Labour frontbencher steps down over Iraq airstrike vote
In a letter to Labour Party Leader Ed Miliband, Ali expressed doubts at both the short term efficacy of the strikes and the long-term strategic benefits of military action.
“I am not confident that this military action will be effective in the short term in just targeting the terrorists and not harming innocent civilians,” she wrote. “Nor can I pretend to have any confidence that there is a credible long-term strategy to build up the capacity of the Iraqi army or that the potential impact on radicalization in the UK has been properly thought through.”
Ali added that she believed her colleagues were acting with good intentions, but too many people in conflict zones had been made to suffer “for misconceived actions by the UK and other countries” over the last decade.
“I appreciate the sincerity of Members of Parliament from all sides of the House who today support military action against ISIL. I know that British Muslims stand united in the total condemnation of the murders that ISIL has committed,” she wrote.
“However, there is a genuine belief in Muslim and non-Muslim communities that military action will only create further bloodshed and further pain for the people of Iraq,” she added.
.@rushanaraali Much respect for your v. principled decision to resign from shadow front bench over vote on air strikes in Iraq
— Caroline Lucas (@CarolineLucas) September 26, 2014
Miliband told Ali that he "respects" and "accepts" her resignation from the party front bench.
"I know that you have thought long and hard about this. I respect and accept your resignation," he said.
Ali, who was appointed a frontbench spokeswoman on education in 2013, had previously served as shadow minister for international development. She will continue to serve as the MP for Bethnal Green and Bow.
— Sadiq Khan MP (@SadiqKhan) September 26, 2014
Sorry that @rushanaraali leaving front bench. She is a tremendous Labour MP & remains an important voice in parlt & party
— Harriet Harman (@HarrietHarman) September 26, 2014
Ali’s decision to step down came immediately after lawmakers in Britain's House of Commons voted overwhelmingly to take part in military action against IS.
The motion proposed by Prime Minister David Cameron's government was passed by 524 votes to 43 – a majority of 481.
Apart from Ali’s objections, MP Ian McKenzie lost his position as the aide to shadow Defence Secretary Vernon Coaker, after defying a three-line Labour whip not to vote against military intervention.
They were nearly two dozen Labour MPs who opposed the action. The others included Diane Abbott, Kate Hoey, John McDonnell, Barry Sheerman and Dennis Skinner. Six Conservative MPs also opposed the strikes.
Despite the minor pockets of opposition, the front benches of the
three main parties were mostly united over the proposals, which

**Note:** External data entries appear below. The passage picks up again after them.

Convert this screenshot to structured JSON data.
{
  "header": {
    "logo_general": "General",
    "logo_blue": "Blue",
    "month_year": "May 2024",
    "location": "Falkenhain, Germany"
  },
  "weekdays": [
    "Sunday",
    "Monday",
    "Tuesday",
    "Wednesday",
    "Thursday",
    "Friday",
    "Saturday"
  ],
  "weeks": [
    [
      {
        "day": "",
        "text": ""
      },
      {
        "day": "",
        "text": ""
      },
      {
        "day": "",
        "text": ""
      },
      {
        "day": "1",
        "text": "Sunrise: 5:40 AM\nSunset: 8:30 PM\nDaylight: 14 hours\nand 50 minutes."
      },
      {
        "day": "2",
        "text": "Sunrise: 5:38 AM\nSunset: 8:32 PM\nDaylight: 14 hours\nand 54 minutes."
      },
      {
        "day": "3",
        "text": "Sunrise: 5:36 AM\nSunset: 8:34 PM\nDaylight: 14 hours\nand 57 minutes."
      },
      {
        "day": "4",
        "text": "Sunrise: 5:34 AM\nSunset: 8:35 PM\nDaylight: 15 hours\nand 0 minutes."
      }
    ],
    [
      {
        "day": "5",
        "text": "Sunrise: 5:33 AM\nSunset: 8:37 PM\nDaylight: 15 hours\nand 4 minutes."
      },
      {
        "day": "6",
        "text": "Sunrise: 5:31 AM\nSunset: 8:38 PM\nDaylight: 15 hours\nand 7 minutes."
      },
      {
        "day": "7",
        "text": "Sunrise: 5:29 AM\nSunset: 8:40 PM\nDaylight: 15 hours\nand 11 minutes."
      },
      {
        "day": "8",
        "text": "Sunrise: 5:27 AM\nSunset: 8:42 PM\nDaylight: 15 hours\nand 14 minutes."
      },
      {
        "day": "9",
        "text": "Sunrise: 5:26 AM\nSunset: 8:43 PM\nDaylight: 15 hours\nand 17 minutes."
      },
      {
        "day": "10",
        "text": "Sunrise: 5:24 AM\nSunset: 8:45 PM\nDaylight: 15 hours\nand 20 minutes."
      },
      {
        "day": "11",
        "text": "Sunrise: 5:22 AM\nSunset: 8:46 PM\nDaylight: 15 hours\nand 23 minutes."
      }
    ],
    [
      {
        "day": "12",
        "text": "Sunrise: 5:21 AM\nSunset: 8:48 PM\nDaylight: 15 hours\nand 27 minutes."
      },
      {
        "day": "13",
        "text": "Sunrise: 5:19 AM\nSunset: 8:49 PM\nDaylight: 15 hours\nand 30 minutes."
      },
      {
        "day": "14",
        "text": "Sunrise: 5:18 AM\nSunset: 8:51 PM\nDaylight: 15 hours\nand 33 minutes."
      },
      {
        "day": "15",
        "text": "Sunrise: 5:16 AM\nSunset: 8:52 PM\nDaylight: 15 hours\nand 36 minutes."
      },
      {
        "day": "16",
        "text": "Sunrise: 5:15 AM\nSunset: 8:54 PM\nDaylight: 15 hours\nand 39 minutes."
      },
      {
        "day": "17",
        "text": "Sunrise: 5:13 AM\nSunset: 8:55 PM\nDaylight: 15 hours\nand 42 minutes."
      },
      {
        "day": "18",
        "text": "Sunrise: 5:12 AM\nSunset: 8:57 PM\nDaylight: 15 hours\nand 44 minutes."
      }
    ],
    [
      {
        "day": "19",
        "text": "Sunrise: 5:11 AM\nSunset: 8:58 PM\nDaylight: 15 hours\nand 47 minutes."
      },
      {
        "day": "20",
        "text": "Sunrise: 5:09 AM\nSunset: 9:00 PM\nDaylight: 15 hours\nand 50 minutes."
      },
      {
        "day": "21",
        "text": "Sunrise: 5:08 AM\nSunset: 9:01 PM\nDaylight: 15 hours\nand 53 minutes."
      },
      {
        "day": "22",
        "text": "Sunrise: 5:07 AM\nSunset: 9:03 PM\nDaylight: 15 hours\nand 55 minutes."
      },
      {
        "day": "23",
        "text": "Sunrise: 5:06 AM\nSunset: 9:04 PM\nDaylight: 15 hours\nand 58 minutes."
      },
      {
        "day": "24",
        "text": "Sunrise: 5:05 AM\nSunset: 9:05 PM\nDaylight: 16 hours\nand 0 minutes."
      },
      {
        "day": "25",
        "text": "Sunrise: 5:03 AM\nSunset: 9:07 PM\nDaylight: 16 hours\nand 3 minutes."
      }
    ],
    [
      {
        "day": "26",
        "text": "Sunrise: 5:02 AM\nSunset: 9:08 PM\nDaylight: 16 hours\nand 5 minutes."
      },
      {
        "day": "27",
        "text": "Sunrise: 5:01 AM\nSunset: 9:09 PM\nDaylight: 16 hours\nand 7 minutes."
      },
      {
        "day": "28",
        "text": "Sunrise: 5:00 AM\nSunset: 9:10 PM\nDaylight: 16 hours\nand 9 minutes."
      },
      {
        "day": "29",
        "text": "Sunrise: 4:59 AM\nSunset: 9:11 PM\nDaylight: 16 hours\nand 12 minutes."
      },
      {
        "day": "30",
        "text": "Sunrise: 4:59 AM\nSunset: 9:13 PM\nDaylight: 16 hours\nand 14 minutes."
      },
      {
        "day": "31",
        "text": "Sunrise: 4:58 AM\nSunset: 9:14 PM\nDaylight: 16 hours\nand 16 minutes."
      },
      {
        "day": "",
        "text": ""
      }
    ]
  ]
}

could see the RAF begin bombing targets within hours.
The government said the intervention is legal under international law because it was requested by the Iraqi prime minister.
The motion did not propose any involvement in air strikes in Syria, where a US-Arab coalition began bombing IS militants on Tuesday. MPs last year rejected airstrikes on Syria to oppose the government of President Bashar Assad.
Cameron, told MPs early in Friday's debate the situation in Syria is “more complicated” than Iraq because of its "brutal dictator" President Assad and the civil war that has been ongoing for the past three years.
He noted, however, that there was a strong case for attacking IS in Syria, a proposition which both Foreign Secretary Philip Hammond and Defense Secretary Michael Fallon have cited as a distinct possibility.
Cameron added that there was no “legal barrier” to expanding operations into Syria, though MPs were far from united on such a move.
Miliband for his part has expressed serious reservations about striking targets within Syria.
Public opinion has turned decidedly in favor of military action following the beheading of British-aid worker David Haines.
A poll conducted for The Sun newspaper, published on Friday showed that 57 percent of surveyed UK residents said they supported bombing ISIS in Iraq, compared to 24 percent who were against the move.
Support for a bombing campaign is up by one-fifth on a similar poll last month.
Asked whether they backed strikes on IS in Syria, 51 percent approved of spreading the intervention while 26 percent opposed it. Meanwhile, 43 percent backed sending ground troops to Iraq, or considering sending them there.